Sefolosha has had nearly four months to recover from his surgery and is slowly getting back onto the court, trying to reclaim his shooting motion and doing some light running. If all continues to go well, he’ll be able to resume regular basketball activities in a month, giving him time to prepare for next season.
Aside from a quick jaunt to Europe, Udoh plans on spending most of the first part of the offseason working out in Utah. He’ll do his African adventure after summer league in July and then hopes to find his way back to the Beehive State.
Udoh, who turns 31 on Sunday, had a limited role with the Jazz this season after being a plus-minus phenom early on in the season. He finished averaging 2.6 points, 2.4 rebounds and 1.2 blocks in 63 games.
“I’ve got to get to work,” Udoh said. “I’ve got to take care of my end, come and work and get better.”
Jerebko also wants to return and indicated that he was being introspective about his playing time — or lack thereof at times. After joining the Jazz from Boston — swapping spots with Gordon Hayward — the 6-foot-10 forward averaged 5.8 points and 3.3 rebounds in 15.3 minutes an outing.
“It took a little while, but thought I got more and more comfortable as time went on,” Jerebko said. “I just see a bright future for this franchise, and I want to be a part of it. I obviously want a bigger role, but that’s up to me — put in the work this summer and come back and be ready.”
Though Jerebko would obviously still prefer to be playing in the playoffs, he is looking forward to having more time this offseason to prepare himself for next year. Last year, Boston went to the Eastern Conference Finals, stretching his season out by a few weeks.
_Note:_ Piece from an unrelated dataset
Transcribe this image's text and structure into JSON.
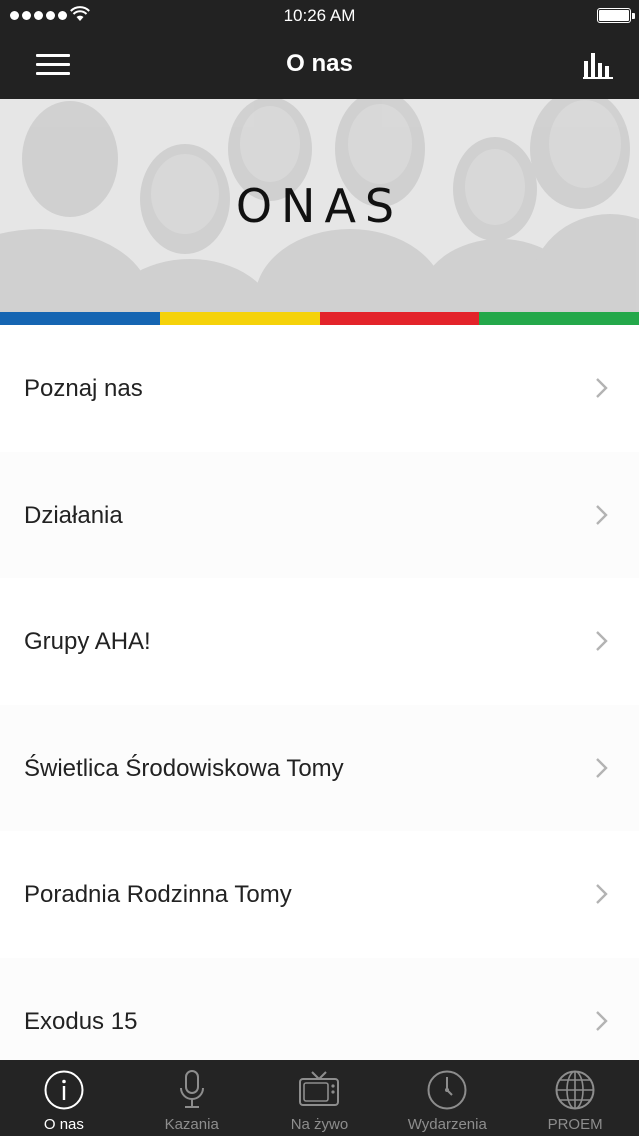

As he indicated, Jerebko envisions himself in Utah again, adding, “I’m looking forward to being with the Jazz next season.”